U.S. service members deployed to Niger do not receive the additional $225 per month in pay that their counterparts in Iraq, Afghanistan and Somalia do.

The cost of an October 2017 battle between U.S. soldiers and ISIS fighters in Niger was high: Four Americans were killed and two were wounded.

But, as they fought for their lives, none of the soldiers were receiving hostile fire pay.

U.S. service members deployed to Niger do not receive the additional $225 per month in pay that their counterparts in Iraq, Afghanistan, Somalia, and other dangerous environments earn.

“Currently, Niger is not eligible for Imminent Danger Pay (IDP) meaning that any U.S. service member of official duty in Niger during the month of October 2017 were not authorized IDP,” a spokesperson for U.S. Africa Command said in an email.

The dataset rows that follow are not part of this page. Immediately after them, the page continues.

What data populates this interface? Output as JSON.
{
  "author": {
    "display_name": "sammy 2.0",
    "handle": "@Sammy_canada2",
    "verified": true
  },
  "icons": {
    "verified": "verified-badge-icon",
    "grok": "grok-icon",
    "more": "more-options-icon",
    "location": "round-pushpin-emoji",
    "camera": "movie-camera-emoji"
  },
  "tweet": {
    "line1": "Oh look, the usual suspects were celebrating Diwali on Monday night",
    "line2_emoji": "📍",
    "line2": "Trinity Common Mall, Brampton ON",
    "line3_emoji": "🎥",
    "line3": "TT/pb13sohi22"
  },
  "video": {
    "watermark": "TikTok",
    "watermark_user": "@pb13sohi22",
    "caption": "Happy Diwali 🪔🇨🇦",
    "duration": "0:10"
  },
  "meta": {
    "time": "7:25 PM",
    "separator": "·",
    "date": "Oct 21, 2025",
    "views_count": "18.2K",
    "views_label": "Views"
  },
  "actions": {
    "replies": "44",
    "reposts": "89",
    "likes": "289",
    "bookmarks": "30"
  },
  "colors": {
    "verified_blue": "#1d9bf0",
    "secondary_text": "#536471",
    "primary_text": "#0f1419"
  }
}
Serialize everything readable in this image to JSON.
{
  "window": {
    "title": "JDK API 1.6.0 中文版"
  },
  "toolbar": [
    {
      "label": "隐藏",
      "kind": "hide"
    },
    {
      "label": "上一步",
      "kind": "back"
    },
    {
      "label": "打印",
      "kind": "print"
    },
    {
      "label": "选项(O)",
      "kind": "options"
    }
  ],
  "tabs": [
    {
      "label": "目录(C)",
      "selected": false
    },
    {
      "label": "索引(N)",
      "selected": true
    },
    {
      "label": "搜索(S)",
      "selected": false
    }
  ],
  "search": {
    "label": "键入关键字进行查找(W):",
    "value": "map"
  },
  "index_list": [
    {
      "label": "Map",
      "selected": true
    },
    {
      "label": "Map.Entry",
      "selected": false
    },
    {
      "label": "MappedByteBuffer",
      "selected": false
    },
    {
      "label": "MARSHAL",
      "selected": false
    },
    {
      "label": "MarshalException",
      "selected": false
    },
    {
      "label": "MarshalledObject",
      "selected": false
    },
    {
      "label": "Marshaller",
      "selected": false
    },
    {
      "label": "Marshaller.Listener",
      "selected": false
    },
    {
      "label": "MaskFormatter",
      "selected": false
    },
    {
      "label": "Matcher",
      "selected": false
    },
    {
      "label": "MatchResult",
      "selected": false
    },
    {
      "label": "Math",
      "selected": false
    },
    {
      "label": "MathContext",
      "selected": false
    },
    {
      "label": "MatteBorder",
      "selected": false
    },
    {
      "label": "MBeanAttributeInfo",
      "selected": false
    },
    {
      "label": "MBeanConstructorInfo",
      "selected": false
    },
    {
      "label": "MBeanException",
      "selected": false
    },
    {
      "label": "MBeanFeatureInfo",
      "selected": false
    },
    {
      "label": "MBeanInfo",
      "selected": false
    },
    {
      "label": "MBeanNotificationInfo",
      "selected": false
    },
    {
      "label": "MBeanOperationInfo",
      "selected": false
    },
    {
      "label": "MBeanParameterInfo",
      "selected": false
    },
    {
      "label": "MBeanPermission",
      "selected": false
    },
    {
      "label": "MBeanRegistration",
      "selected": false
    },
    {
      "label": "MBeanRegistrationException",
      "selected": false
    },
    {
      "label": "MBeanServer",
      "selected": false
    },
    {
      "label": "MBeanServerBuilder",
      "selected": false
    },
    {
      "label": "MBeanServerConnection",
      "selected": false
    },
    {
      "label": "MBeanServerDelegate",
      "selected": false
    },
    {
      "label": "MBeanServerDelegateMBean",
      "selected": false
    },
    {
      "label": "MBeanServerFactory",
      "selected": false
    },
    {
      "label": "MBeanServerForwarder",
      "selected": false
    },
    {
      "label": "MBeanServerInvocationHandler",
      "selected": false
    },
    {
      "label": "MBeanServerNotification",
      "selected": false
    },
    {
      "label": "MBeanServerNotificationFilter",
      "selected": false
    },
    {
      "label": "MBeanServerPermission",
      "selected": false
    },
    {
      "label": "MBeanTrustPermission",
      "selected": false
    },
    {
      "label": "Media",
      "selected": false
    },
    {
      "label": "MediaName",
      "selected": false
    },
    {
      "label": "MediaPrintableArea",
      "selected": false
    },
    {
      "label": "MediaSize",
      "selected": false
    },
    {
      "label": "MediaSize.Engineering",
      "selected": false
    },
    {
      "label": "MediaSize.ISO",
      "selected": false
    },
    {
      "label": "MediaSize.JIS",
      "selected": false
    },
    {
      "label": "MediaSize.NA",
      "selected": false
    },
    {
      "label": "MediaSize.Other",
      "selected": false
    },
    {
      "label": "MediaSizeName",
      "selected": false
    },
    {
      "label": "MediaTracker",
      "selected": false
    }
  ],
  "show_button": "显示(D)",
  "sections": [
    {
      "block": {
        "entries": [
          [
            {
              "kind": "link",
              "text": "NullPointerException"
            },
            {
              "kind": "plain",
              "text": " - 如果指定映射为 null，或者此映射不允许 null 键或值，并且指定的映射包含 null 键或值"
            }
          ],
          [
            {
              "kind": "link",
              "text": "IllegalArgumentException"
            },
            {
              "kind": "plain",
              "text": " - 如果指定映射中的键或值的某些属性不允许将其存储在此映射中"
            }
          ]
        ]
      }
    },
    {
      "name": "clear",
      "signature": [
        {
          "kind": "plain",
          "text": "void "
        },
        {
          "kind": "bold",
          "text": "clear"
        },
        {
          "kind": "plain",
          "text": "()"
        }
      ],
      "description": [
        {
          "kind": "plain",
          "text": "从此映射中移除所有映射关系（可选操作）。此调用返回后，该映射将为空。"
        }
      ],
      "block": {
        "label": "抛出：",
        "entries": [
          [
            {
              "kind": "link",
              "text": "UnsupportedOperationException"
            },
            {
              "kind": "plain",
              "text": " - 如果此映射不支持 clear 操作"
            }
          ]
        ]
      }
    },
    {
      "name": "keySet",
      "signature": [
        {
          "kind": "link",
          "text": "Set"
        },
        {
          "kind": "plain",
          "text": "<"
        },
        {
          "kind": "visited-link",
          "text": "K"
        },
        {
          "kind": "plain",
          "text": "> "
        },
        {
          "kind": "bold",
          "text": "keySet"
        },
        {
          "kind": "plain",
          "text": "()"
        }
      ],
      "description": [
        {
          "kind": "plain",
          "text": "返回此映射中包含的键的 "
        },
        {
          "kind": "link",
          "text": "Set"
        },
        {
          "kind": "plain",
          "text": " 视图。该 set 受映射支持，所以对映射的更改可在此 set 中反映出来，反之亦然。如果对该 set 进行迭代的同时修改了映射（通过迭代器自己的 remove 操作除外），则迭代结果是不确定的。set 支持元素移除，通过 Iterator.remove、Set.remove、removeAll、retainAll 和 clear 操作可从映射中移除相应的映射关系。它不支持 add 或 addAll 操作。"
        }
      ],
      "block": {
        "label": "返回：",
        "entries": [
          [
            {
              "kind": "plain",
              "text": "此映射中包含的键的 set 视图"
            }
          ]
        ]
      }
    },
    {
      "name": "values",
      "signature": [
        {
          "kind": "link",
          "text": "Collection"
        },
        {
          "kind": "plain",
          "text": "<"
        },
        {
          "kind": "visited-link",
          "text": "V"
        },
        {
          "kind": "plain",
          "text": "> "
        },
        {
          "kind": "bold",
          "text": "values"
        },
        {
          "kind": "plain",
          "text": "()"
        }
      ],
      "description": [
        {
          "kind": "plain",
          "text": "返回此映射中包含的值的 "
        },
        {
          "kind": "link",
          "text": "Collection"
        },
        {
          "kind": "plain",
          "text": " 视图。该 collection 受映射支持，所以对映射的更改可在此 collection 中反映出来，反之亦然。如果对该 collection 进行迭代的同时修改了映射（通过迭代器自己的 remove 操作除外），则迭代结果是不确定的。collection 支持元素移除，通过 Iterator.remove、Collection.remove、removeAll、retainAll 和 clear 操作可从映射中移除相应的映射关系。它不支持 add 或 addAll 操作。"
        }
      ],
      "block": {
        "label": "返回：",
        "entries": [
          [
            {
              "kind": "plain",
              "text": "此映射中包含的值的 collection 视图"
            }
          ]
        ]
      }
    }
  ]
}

The Pentagon defines service members as eligible for Imminent Danger Pay if they are subject to hostile fire or mine explosions, in an area near hostile fire or mine explosions which endanger the member, or if they are killed, injured, or wounded by hostile fire, mines, or any hostile action.

The U.S. military training mission in Niger gained international attention in October after a dozen American soldiers were ambushed by some 50 fighters associated with the Islamic State Greater Sahara.

Three soldiers were killed in the firefigh: Bryan Black, 35, of Puyallup, Washington; Jeremiah Johnson, 39, of Springboro, Ohio; and Dustin Wright, 29, of Lyons, Georgia.

A fourth soldier, Sgt. La David Johnson, was missing for nearly 48 hours before he was found dead.

Two weeks after the attack, Secretary of Defense James Mattis said when the soldiers set out on their reconnaissance mission an attack was "considered unlikely."

A U.S. Army carry team transfers the remains of Army Staff Sgt. Dustin Wright of Lyons, Georgia, at Dover Air Force Base in Delaware on Oct. 5, 2017.Aaron J. Jenne / U.S. Air Force via Reuters

A senior Pentagon official told NBC News there is active discussion about adding several more areas in Africa to the list of eligible Imminent Danger Pay locations.

U.S. service members who deploy to Eritrea, Ethiopia, Kenya, Somalia, and Sudan are all eligible for hostile fire pay, according to the Department of Defense website.

American troops deployed to Niger for more than 30 days do receive $150 per month in Hardship Duty Pay and $250 per month for Family Separation Pay.

There were about 800 American troops operating in Niger at the time of the October 2017 attack.

Defense officials expect the formal AFRICOM investigation into the deadly attack to be released in March.